(Task directions):
Scan the entries for the word "image" and return every line that has it.

Top of Data excerpts

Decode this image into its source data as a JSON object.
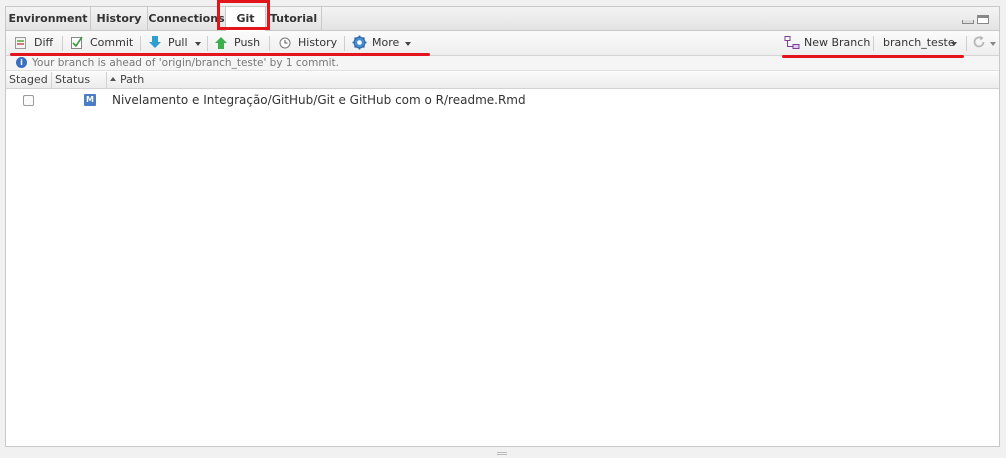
{
  "tabs": [
    {
      "label": "Environment"
    },
    {
      "label": "History"
    },
    {
      "label": "Connections"
    },
    {
      "label": "Git"
    },
    {
      "label": "Tutorial"
    }
  ],
  "toolbar": {
    "diff": "Diff",
    "commit": "Commit",
    "pull": "Pull",
    "push": "Push",
    "history": "History",
    "more": "More",
    "new_branch": "New Branch",
    "branch": "branch_teste"
  },
  "info_message": "Your branch is ahead of 'origin/branch_teste' by 1 commit.",
  "table": {
    "headers": {
      "staged": "Staged",
      "status": "Status",
      "path": "Path"
    },
    "rows": [
      {
        "status": "M",
        "path": "Nivelamento e Integração/GitHub/Git e GitHub com o R/readme.Rmd"
      }
    ]
  },
  "colors": {
    "annotation": "#e3141b",
    "modified_badge": "#4a7ec4"
  }
}
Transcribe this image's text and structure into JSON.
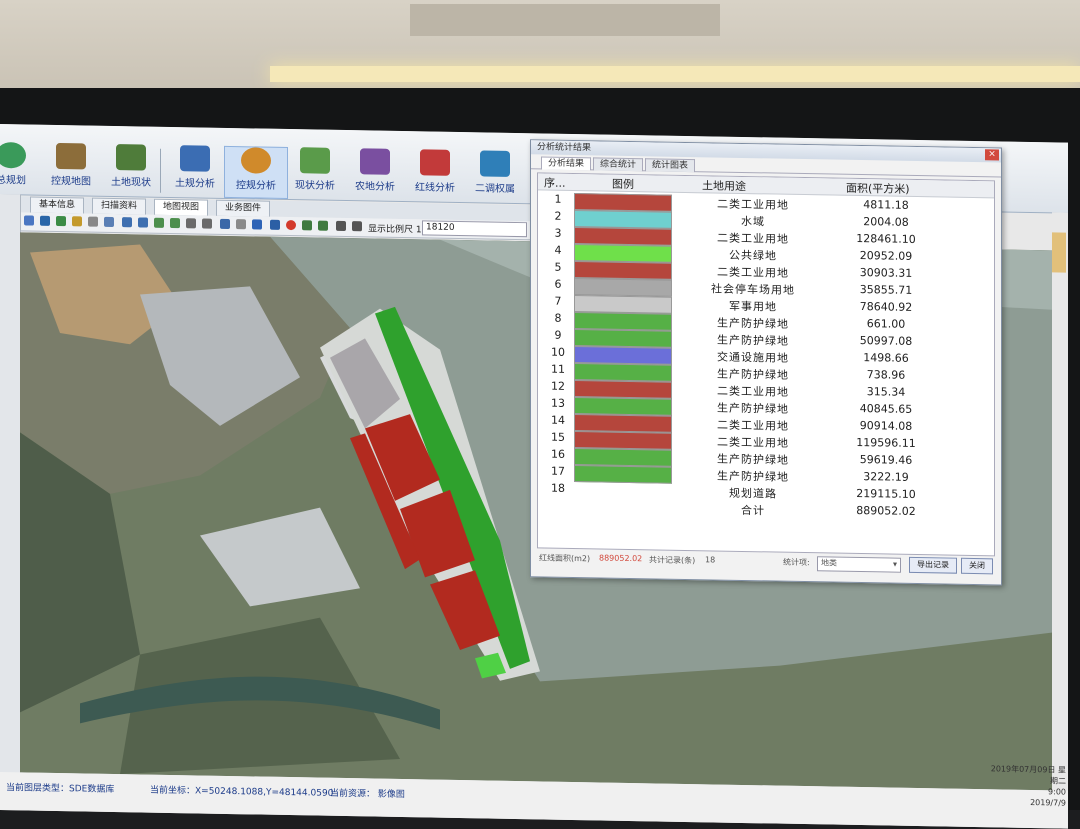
{
  "ribbon": {
    "buttons": [
      {
        "label": "总规划",
        "color": "#3a9a5a"
      },
      {
        "label": "控规地图",
        "color": "#8c6d3a"
      },
      {
        "label": "土地现状",
        "color": "#4f7c3a"
      },
      {
        "label": "土规分析",
        "color": "#3b6db3"
      },
      {
        "label": "控规分析",
        "color": "#d08a2b"
      },
      {
        "label": "现状分析",
        "color": "#5a9b4a"
      },
      {
        "label": "农地分析",
        "color": "#7a4fa0"
      },
      {
        "label": "红线分析",
        "color": "#c23a3a"
      },
      {
        "label": "二调权属",
        "color": "#2f7fb8"
      }
    ]
  },
  "tabs": [
    "基本信息",
    "扫描资料",
    "地图视图",
    "业务图件"
  ],
  "toolbar": {
    "scale_label": "显示比例尺 1:",
    "scale_value": "18120"
  },
  "dialog": {
    "title": "分析统计结果",
    "tabs": [
      "分析结果",
      "综合统计",
      "统计图表"
    ],
    "headers": {
      "seq": "序...",
      "legend": "图例",
      "use": "土地用途",
      "area": "面积(平方米)"
    },
    "rows": [
      {
        "seq": "1",
        "use": "二类工业用地",
        "area": "4811.18",
        "color": "#b5463c"
      },
      {
        "seq": "2",
        "use": "水域",
        "area": "2004.08",
        "color": "#6fd0cf"
      },
      {
        "seq": "3",
        "use": "二类工业用地",
        "area": "128461.10",
        "color": "#b5463c"
      },
      {
        "seq": "4",
        "use": "公共绿地",
        "area": "20952.09",
        "color": "#6fe04a"
      },
      {
        "seq": "5",
        "use": "二类工业用地",
        "area": "30903.31",
        "color": "#b5463c"
      },
      {
        "seq": "6",
        "use": "社会停车场用地",
        "area": "35855.71",
        "color": "#a8a8a8"
      },
      {
        "seq": "7",
        "use": "军事用地",
        "area": "78640.92",
        "color": "#c9c9c9"
      },
      {
        "seq": "8",
        "use": "生产防护绿地",
        "area": "661.00",
        "color": "#56b046"
      },
      {
        "seq": "9",
        "use": "生产防护绿地",
        "area": "50997.08",
        "color": "#56b046"
      },
      {
        "seq": "10",
        "use": "交通设施用地",
        "area": "1498.66",
        "color": "#6b6fd9"
      },
      {
        "seq": "11",
        "use": "生产防护绿地",
        "area": "738.96",
        "color": "#56b046"
      },
      {
        "seq": "12",
        "use": "二类工业用地",
        "area": "315.34",
        "color": "#b5463c"
      },
      {
        "seq": "13",
        "use": "生产防护绿地",
        "area": "40845.65",
        "color": "#56b046"
      },
      {
        "seq": "14",
        "use": "二类工业用地",
        "area": "90914.08",
        "color": "#b5463c"
      },
      {
        "seq": "15",
        "use": "二类工业用地",
        "area": "119596.11",
        "color": "#b5463c"
      },
      {
        "seq": "16",
        "use": "生产防护绿地",
        "area": "59619.46",
        "color": "#56b046"
      },
      {
        "seq": "17",
        "use": "生产防护绿地",
        "area": "3222.19",
        "color": "#56b046"
      },
      {
        "seq": "18",
        "use": "规划道路",
        "area": "219115.10",
        "color": ""
      },
      {
        "seq": "",
        "use": "合计",
        "area": "889052.02",
        "color": ""
      }
    ],
    "footer": {
      "left1": "红线面积(m2)",
      "left2": "889052.02",
      "left3": "共计记录(条)",
      "left4": "18",
      "stat_label": "统计项:",
      "stat_value": "地类",
      "export_label": "导出记录",
      "close_label": "关闭"
    }
  },
  "status": {
    "mode": "当前图层类型：SDE数据库",
    "coords": "当前坐标：X=50248.1088,Y=48144.0590",
    "layer": "当前资源：  影像图"
  },
  "clock": {
    "date": "2019年07月09日 星期二",
    "time": "9:00",
    "date2": "2019/7/9"
  },
  "map": {
    "water": "#8a9a92",
    "land": "#6d7c5f"
  }
}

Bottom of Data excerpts

(Output for this exercise):
Decode this image into its source data as a JSON object.
Transcribe this image's text and structure into JSON.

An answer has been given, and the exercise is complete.